The goal of ensuring the test taker’s factual knowledge is being tested rather than luck or deductive reasoning results in one of the weirdest elements of multiple choice tests: there is a “correct” way for people to get a question wrong. The post above explains, “The number of students choosing a distractor should depend only on deficits in the content area which the item targets and should not depend on cue biases or reading comprehension differences in 'favor' of the distractor”. In other words, you’re supposed to get it wrong because the kinda right answer is incomplete or factually wrong compared to the others. Things that tip you off to the answer or comprehension differences should be kept to a minimum. The test taker should only know what to do due to prior reference.
The biggest design issue with multiple choice tests is that writing a good, coherent multiple choice question is difficult because of the thin line between right and kinda right. Being adept at it means specializing both in the craft itself and having an encyclopedic knowledge of the field being tested. Most exams that I’ve worked with were written by very informed people who wrote frustratingly ambiguous questions. An example of a bad question would be one that distinguished the right and kinda right answer because one used the word "presumed" and the other used "inferred". While the words certainly have two different meanings, spotting the distinction had nothing to do with the subject matter of the question. Professional exam writers are aware of this problem and now many exams will test a question out before actually counting it. Out of an exam of 100 questions, 10 will be experimental ones that see how many people get it right. Once they’ve got the rough percentage of how many people get it wrong on average, they factor it in with easier and more difficult ones. It goes back to the overall purpose of the exam being to exclude people but not too many people. A multiple choice exam is looking for a sweetspot of a certain percentage passing, not too high and not too low.
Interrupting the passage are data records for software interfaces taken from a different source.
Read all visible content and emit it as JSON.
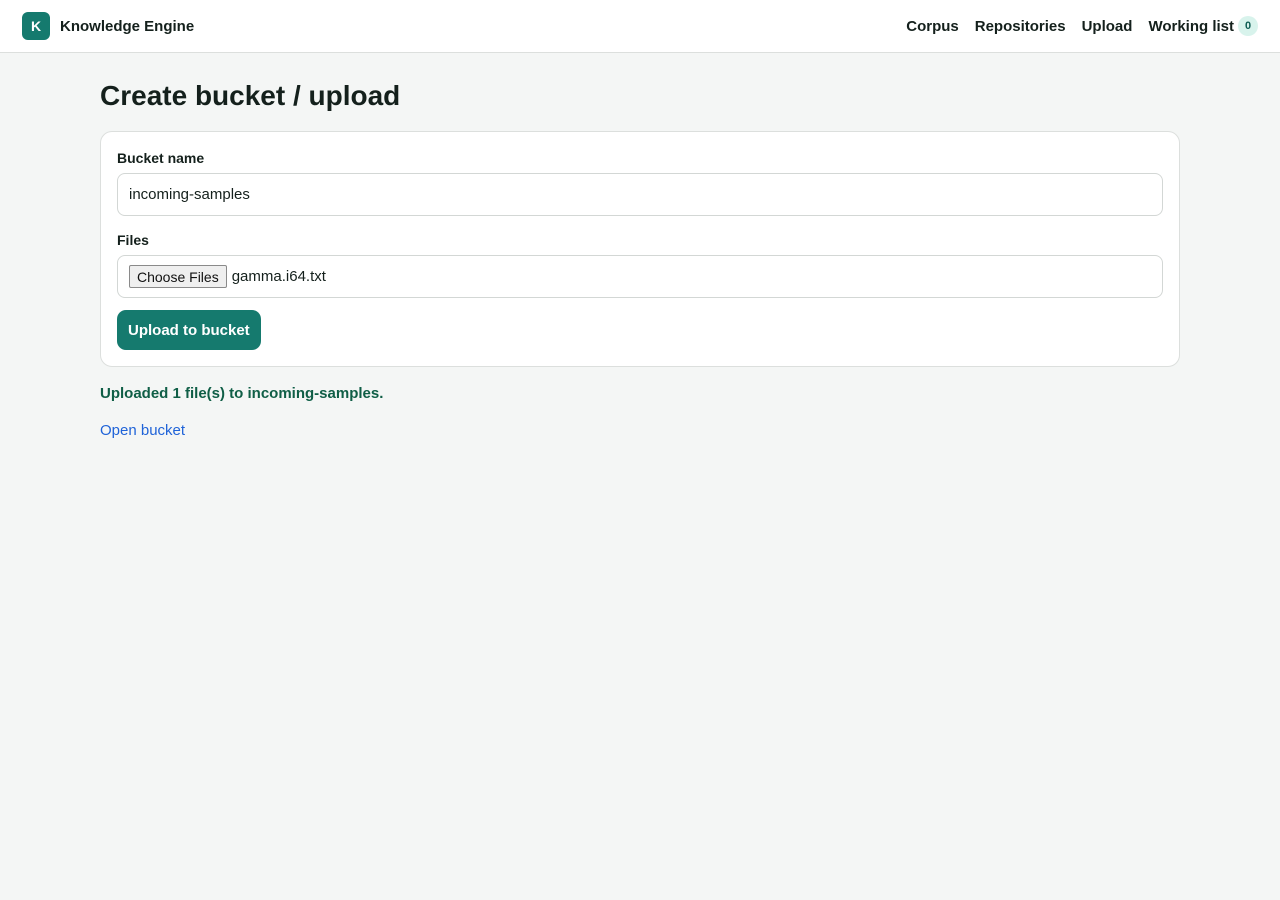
{
  "header": {
    "logo_letter": "K",
    "app_name": "Knowledge Engine",
    "nav": {
      "corpus": "Corpus",
      "repositories": "Repositories",
      "upload": "Upload",
      "working_list": "Working list",
      "working_list_count": "0"
    }
  },
  "page": {
    "title": "Create bucket / upload"
  },
  "form": {
    "bucket_label": "Bucket name",
    "bucket_value": "incoming-samples",
    "files_label": "Files",
    "choose_files_label": "Choose Files",
    "selected_file": "gamma.i64.txt",
    "submit_label": "Upload to bucket"
  },
  "result": {
    "message": "Uploaded 1 file(s) to incoming-samples.",
    "open_link": "Open bucket"
  },
  "colors": {
    "accent": "#157a6e",
    "success_text": "#0f5e46",
    "link": "#1f63d8",
    "background": "#f4f6f5"
  }
}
The more the questions are refined to weed people out, the more people will rely on study materials tailored to the exam to pass. These, in turn, break down the scoring process because people who can get access to the materials disproportionately pass and skew the passage ratings. The questions must become more difficult to compensate for this. The problem grows because you can only maintain a test that people are breaking with study materials by changing the questions that you use. Since the body of knowledge that you’re testing is already pre-determined, there is no new material to naturally generate new questions. The MCATs can’t suddenly include a non-medical topic just to fix the passage rate. So to keep generating new questions, the tests have to keep finding ways to change the presentation of the material. The solution thus perpetuates the problem: excessively convoluted questions can only be passed through practice because they continually deviate from the subject matter’s normal presentation. This issue is particularly pronounced if the question is presenting extremely implausible hypothetical scenarios that a professional would never encounter in real life. Like, oh say, the MBE on the BAR. Once a standardized test gets to a point where studying the test is just as important as knowing the material, how much of the practice materials you can afford might as well be the first question.